• TASK GOAL:
Every line of the material below in which "date" shows up is to be located and copied.

*****

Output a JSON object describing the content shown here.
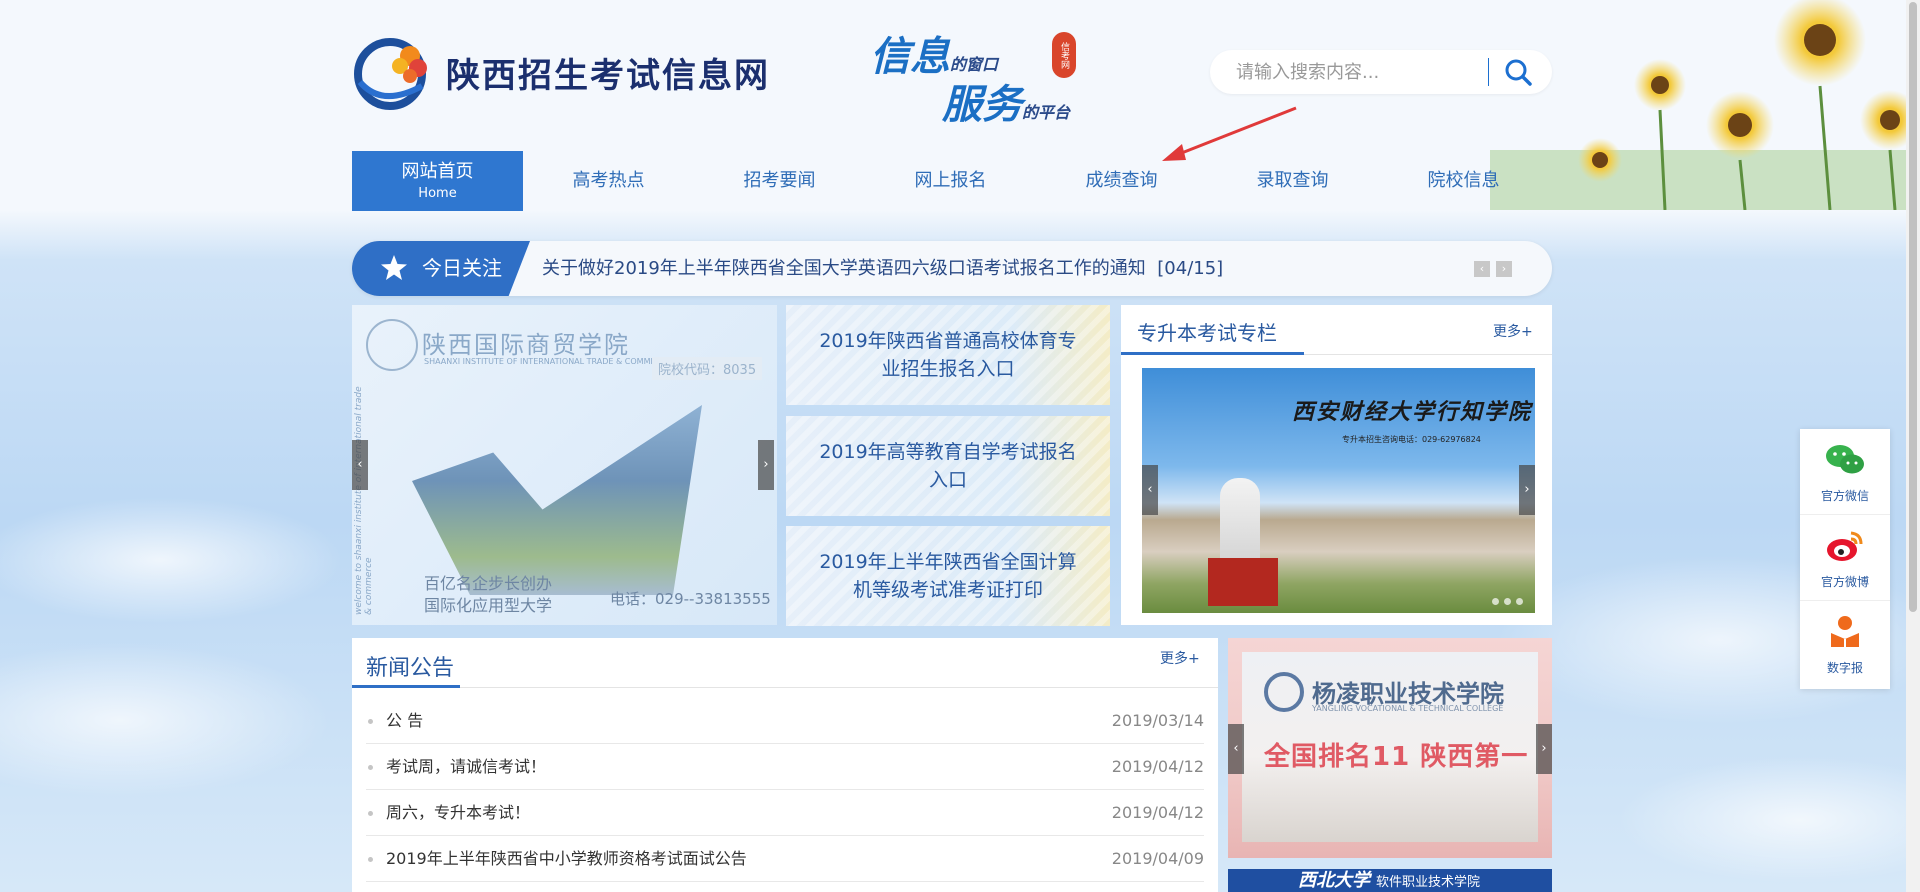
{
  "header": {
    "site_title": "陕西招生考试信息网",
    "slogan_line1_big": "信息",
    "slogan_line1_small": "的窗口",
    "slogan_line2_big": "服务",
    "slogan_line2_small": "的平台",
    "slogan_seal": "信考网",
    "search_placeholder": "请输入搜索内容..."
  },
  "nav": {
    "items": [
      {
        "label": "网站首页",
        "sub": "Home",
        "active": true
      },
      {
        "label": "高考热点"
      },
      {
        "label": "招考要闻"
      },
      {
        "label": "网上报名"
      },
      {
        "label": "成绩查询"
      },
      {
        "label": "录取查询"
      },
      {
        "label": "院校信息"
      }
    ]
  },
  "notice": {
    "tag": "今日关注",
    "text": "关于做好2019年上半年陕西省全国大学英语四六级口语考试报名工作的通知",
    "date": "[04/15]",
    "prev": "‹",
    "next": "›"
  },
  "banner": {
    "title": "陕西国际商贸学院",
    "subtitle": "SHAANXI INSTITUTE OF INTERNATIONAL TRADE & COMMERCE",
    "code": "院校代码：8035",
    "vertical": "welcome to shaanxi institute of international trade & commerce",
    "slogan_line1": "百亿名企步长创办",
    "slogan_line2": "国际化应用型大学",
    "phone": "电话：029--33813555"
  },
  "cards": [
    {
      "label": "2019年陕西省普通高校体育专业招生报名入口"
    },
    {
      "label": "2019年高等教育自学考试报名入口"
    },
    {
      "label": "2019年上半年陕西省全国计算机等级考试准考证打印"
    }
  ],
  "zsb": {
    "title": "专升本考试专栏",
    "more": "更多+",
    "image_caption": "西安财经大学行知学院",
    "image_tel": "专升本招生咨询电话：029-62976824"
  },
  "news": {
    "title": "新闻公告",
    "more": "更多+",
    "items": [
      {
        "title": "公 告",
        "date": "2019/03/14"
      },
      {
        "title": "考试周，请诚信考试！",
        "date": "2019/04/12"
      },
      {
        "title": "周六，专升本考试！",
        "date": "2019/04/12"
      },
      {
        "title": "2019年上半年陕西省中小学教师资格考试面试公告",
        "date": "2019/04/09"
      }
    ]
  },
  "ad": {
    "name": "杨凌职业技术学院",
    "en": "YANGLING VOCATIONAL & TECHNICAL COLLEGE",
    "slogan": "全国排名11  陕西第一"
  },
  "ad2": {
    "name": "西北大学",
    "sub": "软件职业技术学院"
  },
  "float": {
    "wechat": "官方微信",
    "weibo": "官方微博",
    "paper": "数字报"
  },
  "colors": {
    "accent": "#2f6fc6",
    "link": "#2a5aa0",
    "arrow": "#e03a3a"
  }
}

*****

• ANSWER FOR THIS EXERCISE:
    "date": "[04/15]",
        "date": "2019/03/14"
        "date": "2019/04/12"
        "date": "2019/04/12"
        "date": "2019/04/09"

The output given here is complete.